cried out "Away with him!" (Aire auton), using the identical words of the yelling crowds
who demanded the crucifixion of Christ, as recorded in Luke 23: 18.  The Chief
Captain had ordered Paul to be taken to the barracks, but the surging mob carried the
fettered apostle off his feet, and he was only saved from being torn limb from limb by the
presence of the soldiery. In the midst of all this tumult, one man remained calm--the
poor battered prisoner.
"May I speak a word to you?" said a voice speaking in Greek.
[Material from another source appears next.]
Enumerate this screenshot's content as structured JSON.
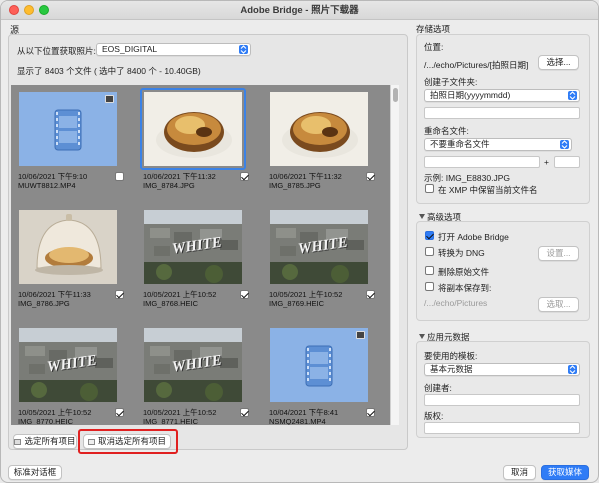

Lysias had evidently
assumed that he had at last laid hands on the false Messiah already mentioned and who
had eluded pursuit since Passover, but he knew that this Egyptian impostor could not
speak Greek like that which he now heard. "I am a man which am a Jew of Tarsus, a city
in Cilicia, a citizen of no mean city, and I beseech thee, suffer me to speak unto the
people" (Acts 21: 39). The request was strange, and in all probability would have been
refused, had not some dignity and authority made themselves manifest beneath the
battered appearance of the prisoner. To gain attention and command respect the Apostle
had given at length the fact of his citizenship of Tarsus, adding, as further weight, the
comment as to the importance of the city. Moreover, the Romans, if brutal, were also
brave, and the fact that a prisoner, and a Jew, just snatched from a violent death, should
request leave to turn and face his persecutors would impress them in his favour.
Lysias apparently ordering one of Paul's hands to be unchained, the prisoner, standing
on the stairs, with arm uplifted, made signs that he wished to speak. His voice fell upon
their ears with quieting effect, for the "Hebrew tongue", in which Paul spoke (Te
Hebraidi dialekto) was the Syro-Chaldaic, the language of the native population of
Palestine. Had the Apostle spoken in Greek the majority would have misunderstood him,
but hearing what, to them, would be "the holy tongue", a stillness fell upon them all.
Here we must stay. The address which the Apostle gave, and its sequel, constitutes
the opening of the last great section of the Acts, which closes in Rome, with the
imprisoned Apostle "teaching those things which concern the Lord Jesus Christ, with all
confidence, no man forbidding him". With this closing section of the Acts is bound up
that ministry with which, through electing grace, all our hopes are associated.